miraculous young life. Despite the abandonment, neglect, and poverty I experienced as a child, I had an abiding faith I would do better than just survive. I knew with absolute certainty that everything was going to be okay in the end. I felt the undeniable presence of a guiding and protective hand from a higher power above. This gave me a sense of optimism, as if my spirit were still free in spite of my circumstances. As I look back on that time, I wish I could recapture the unswerving faith of
up: commitment, responsibility, expectation, guilt, doubt, and so on. Regardless of the causes and conditions, they all lead back to the core question: Why are we really here? The only answer that makes any sense for me is to strive to use the gift that has been given me in order to do something in some way to help others. CHAPTER 11 The Girl Who Came to Supper Loses Her Appetite By this time, it may not come as any surprise that I landed a great part in a Broadway musical, and
was a part of Ira that was equally frustrated, but whether or not he ever went outside the marriage, I don’t know. I never asked him. After the initial trauma subsided, the matter seemed to fade into the woodwork on his part. There were attempts to heal the rift. We tried. He tried. I even delicately bought a few books to try to spice things up. I would like to be able to make it a nice and tidy story and say that when the affair was over it was also the end of my infidelity. But that was not to

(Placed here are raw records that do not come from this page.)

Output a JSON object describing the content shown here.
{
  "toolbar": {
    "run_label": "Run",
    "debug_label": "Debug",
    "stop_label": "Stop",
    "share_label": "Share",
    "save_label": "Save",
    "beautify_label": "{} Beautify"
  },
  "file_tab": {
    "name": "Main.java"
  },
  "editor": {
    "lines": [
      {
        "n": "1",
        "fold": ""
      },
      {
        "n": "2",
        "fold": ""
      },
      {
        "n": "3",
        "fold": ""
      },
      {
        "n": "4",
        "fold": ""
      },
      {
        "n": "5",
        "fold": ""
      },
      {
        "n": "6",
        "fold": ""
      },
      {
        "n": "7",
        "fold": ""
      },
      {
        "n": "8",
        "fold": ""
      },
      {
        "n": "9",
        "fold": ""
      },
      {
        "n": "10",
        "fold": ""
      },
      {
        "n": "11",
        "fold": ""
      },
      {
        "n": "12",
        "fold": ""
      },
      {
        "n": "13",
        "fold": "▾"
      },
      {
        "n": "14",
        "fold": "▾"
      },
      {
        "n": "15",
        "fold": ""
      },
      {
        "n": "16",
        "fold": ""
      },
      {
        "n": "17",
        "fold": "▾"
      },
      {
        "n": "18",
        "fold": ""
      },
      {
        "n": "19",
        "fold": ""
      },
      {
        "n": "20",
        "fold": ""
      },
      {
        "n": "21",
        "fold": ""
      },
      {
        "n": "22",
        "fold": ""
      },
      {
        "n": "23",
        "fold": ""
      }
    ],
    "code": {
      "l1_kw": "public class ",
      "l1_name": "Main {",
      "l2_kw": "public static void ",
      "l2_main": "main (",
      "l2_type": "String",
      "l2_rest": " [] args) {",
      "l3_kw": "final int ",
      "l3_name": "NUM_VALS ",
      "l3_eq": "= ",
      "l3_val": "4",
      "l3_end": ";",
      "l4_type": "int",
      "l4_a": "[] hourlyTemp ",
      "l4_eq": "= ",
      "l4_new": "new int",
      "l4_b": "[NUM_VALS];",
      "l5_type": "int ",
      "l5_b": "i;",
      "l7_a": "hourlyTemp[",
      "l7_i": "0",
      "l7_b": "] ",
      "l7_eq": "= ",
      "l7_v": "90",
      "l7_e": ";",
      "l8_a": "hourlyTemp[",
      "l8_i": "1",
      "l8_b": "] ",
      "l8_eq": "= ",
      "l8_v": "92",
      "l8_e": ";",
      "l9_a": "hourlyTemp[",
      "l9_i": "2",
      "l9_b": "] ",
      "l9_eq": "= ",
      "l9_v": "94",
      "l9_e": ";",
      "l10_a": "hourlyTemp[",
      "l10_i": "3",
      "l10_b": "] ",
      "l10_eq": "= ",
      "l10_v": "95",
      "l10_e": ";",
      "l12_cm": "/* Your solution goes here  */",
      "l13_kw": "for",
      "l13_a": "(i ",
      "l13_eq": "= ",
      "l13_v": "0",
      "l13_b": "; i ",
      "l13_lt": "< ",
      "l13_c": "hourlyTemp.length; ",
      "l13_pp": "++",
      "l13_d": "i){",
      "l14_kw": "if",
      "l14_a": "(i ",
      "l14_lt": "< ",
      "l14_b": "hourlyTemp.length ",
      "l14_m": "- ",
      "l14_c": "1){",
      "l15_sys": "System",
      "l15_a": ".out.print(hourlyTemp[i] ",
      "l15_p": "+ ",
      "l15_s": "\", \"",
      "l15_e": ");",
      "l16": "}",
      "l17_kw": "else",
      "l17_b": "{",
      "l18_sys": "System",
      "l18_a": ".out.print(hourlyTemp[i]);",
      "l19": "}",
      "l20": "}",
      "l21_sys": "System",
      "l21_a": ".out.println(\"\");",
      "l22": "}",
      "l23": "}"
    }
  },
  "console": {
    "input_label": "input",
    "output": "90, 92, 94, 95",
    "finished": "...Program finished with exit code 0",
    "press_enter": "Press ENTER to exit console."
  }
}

on so many levels. You know when an idea is truly good because things seem to snowball. At its heart was the notion of the blended family, a father with three sons and a mother with three daughters coming together to form a new family. Blended families were hardly a new concept, but it probably took on a new significance given what people had gone through in the 1960s in breaking from longstanding traditional mores. (Remember the pill?) Divorce rates were up, and so blended families naturally
the four children, all the “what ifs,” combined with exhaustion and a feeling of being overwhelmed, created the perfect recipe. As this phobia increased in severity in the mid-1970s, I found myself more frequently turning job offers down because I didn’t want to fly. The depletion and exhaustion during The Sound of Music caused me to suffer from stage fright as well, which grew progressively more difficult. Insomnia and my general lack of awareness about sound nutrition were also contributing